Output in Ireland

In 2010 the output value of the sheep and lamb sector rose by roughly six percent to  €167m.



Average factory prices for 2010 were up 17% on 2009 level. This reflects the intense competition among processors for scarce supplies.



Slaughterings at DAFF-supervised premises in 2010 totalled 2.120 million (calendar year). This represents a decline of 13% on the 2009 figure (calendar year), reflecting the tight supply situation.



Consumption of sheepmeat on the home market is estimated to fall fallen by 15% to 15,100 tonnes in 2010. The volume exported declineD by 11% to 36,500 tonnes in 2010. The reduction in the quantity consumed on the domestic market can be attributed to competition from other cheaper proteins. The reduction in the quantities exported is a consequence of the lower production.

Outlook for 2010

The low carryover of hoggets from 2010 has got 2011 off to a strong start and the market environment for sheepmeat for the remainder of the year is set to remain positive. Although all indications are that flocks in the UK and Ireland are stabilising, there is a continued tightening of supplies in continental Europe with overall production set to fall 1% in the coming year, and to tighten by 3% by 2015. This combined with an expected drop of up to 10% in the 2010/11 volume of NZ exports due to severe weather conditions during their Spring, will help to insulate farmer prices from what remains a lacklustre demand on the home market.

Supplies at the Irish export plants tightened by 13% to 2.120m in 2010. With the effects of higher retention rates this coming year we could see a further, though more marginal, decline of about 2%. Average farm-gate prices for the coming year should compare well with those of 2010.  
Exports declined in volumes by 11% to 36,500 tonnes in 2010, but with tighter availability on all markets, the total value increased by 4% to €170m. Assuming that consumption on the home market stabilises, exports for the coming year should be in the region of 36,000 tonnes.

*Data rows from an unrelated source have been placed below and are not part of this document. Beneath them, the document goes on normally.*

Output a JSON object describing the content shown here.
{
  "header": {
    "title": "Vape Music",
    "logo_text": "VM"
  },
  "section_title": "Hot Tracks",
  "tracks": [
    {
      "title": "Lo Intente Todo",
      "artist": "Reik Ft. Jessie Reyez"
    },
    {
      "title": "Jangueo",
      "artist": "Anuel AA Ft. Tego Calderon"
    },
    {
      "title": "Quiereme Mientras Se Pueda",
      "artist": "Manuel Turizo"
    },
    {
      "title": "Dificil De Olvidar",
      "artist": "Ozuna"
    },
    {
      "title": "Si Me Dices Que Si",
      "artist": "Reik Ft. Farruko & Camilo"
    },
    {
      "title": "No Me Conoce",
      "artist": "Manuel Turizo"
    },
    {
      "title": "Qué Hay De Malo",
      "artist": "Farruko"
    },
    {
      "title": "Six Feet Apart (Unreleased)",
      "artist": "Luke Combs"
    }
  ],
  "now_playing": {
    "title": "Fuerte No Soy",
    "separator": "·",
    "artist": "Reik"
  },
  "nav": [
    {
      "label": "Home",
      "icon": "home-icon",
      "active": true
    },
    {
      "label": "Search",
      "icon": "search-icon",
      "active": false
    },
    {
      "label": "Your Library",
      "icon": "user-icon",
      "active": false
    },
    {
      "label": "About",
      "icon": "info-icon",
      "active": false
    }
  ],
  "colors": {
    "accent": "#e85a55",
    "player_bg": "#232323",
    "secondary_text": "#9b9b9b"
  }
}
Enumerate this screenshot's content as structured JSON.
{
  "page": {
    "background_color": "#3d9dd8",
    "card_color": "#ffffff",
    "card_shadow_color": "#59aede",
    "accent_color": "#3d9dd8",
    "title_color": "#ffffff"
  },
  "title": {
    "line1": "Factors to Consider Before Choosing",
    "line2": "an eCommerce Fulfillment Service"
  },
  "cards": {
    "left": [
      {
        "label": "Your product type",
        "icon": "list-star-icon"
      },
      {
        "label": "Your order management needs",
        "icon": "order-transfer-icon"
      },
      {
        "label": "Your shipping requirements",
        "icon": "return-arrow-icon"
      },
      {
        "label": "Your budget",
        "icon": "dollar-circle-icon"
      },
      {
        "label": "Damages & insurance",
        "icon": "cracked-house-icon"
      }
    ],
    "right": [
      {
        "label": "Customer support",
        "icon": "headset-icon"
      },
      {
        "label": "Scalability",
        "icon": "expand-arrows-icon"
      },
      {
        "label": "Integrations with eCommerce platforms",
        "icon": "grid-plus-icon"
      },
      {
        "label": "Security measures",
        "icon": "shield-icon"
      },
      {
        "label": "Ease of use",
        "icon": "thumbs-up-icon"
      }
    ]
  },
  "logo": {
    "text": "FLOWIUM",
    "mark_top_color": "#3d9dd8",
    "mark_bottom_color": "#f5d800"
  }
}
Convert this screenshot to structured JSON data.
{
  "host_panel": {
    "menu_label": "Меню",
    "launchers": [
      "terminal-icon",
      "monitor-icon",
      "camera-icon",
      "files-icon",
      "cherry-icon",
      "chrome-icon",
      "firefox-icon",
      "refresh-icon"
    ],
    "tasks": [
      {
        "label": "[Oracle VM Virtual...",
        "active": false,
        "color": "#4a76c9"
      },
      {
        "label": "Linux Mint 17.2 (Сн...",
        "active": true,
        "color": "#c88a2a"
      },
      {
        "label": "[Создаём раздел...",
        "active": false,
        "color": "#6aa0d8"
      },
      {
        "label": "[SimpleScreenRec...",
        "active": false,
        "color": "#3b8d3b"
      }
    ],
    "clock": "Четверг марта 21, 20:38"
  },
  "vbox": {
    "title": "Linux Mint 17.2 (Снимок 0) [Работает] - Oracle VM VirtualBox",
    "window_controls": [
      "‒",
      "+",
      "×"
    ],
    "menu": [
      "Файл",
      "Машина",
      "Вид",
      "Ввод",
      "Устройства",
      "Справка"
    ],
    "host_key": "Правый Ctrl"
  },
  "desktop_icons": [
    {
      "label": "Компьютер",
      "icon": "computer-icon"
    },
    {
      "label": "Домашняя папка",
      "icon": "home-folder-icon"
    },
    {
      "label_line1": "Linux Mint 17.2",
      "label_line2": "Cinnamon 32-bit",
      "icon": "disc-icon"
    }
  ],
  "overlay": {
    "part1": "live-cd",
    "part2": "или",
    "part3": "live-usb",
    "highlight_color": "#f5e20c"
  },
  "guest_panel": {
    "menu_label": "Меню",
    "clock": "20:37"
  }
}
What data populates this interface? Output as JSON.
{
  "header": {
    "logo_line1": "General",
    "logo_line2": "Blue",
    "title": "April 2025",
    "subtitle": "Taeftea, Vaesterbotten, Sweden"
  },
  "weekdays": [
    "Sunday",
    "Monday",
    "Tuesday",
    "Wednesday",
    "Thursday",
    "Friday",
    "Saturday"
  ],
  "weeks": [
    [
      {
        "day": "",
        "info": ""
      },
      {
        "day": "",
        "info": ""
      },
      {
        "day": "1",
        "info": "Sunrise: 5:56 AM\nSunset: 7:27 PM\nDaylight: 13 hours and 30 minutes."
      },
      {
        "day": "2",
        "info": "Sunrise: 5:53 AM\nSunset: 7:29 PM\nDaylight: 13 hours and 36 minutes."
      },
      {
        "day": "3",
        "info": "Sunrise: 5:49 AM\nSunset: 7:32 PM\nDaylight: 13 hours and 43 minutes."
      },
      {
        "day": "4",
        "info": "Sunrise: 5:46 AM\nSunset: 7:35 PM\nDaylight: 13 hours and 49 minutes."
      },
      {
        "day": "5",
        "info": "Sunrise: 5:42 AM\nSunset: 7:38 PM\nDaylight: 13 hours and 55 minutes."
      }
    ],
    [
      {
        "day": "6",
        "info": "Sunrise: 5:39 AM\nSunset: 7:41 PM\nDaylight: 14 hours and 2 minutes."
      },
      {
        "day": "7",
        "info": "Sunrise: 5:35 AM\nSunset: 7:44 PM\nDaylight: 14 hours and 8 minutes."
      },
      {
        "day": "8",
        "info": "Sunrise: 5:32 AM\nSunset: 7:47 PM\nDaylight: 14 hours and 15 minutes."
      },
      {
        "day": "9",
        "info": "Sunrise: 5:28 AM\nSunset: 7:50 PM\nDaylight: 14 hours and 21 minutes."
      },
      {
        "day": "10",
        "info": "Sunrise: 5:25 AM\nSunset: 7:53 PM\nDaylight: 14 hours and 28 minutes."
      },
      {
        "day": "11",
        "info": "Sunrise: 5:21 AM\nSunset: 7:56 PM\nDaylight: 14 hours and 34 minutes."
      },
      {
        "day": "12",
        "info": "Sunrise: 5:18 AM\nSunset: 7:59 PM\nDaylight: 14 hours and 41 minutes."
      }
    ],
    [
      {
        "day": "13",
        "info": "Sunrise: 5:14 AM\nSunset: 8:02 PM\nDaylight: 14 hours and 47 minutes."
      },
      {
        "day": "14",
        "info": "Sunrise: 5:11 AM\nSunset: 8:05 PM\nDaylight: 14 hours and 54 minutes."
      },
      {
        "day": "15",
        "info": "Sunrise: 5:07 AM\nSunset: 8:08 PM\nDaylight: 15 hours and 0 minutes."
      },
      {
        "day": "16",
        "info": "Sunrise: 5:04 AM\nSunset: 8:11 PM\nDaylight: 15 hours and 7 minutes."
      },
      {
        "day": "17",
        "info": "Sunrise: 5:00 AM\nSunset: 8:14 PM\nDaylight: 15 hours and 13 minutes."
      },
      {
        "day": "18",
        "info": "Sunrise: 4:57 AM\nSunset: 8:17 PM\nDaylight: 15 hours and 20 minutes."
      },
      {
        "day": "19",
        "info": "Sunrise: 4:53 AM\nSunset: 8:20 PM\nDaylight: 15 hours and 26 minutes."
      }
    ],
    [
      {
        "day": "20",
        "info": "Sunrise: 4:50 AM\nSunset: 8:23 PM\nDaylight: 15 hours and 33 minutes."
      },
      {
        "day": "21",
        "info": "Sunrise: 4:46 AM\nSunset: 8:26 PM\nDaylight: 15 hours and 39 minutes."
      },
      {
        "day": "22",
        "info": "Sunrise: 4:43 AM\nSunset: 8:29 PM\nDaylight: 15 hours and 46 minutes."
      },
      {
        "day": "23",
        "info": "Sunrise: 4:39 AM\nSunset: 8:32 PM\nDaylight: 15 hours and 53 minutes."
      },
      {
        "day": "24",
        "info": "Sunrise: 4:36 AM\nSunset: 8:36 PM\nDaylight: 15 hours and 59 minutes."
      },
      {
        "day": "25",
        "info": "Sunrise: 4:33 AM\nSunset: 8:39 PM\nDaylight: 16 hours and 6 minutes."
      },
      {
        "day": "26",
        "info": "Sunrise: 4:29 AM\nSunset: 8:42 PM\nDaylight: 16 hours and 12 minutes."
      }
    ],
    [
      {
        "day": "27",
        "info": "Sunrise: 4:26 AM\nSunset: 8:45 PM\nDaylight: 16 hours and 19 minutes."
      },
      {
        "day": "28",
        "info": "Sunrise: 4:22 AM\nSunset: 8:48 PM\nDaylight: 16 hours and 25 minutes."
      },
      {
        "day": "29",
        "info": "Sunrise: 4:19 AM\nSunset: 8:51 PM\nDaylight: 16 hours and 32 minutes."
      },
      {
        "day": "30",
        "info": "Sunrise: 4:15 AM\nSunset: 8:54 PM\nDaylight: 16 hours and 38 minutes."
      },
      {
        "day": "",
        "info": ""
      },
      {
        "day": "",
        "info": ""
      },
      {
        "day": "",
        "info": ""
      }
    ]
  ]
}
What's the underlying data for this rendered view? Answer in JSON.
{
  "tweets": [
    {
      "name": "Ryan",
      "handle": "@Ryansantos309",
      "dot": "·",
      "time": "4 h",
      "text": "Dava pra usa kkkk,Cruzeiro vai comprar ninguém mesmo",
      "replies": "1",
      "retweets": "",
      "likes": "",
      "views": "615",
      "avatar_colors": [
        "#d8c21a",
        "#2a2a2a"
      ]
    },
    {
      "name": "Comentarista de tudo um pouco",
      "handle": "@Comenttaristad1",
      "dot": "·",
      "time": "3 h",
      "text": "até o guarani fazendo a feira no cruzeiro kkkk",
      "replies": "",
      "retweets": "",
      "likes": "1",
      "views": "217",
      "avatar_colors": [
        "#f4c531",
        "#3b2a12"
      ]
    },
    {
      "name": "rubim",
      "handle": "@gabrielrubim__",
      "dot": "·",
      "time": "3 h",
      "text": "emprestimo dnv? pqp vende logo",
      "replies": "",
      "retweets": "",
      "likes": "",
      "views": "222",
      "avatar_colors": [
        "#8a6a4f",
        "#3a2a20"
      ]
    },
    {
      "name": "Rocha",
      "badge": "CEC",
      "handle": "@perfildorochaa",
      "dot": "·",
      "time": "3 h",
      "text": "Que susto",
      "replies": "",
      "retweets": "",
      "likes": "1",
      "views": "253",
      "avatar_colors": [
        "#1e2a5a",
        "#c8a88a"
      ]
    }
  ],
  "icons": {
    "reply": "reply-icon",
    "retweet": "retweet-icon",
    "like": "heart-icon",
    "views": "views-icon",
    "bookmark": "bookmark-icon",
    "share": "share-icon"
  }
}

Currency movements, in particular the strengthening of the NZ dollar, should support the competitiveness of Irish lamb overseas. There is a positive outlook from France, our largest export market, which is predicting a drop of around 1% in domestic production, while consumption is forecast to recover by 2%. This will lead to an estimated rise of 4% or 5,000 tonnes in import demand.  
Global demand for lamb is growing with experts predicting a rise of 6% in consumption over the next 10 years, driven mostly by China, North Africa and the Middle East.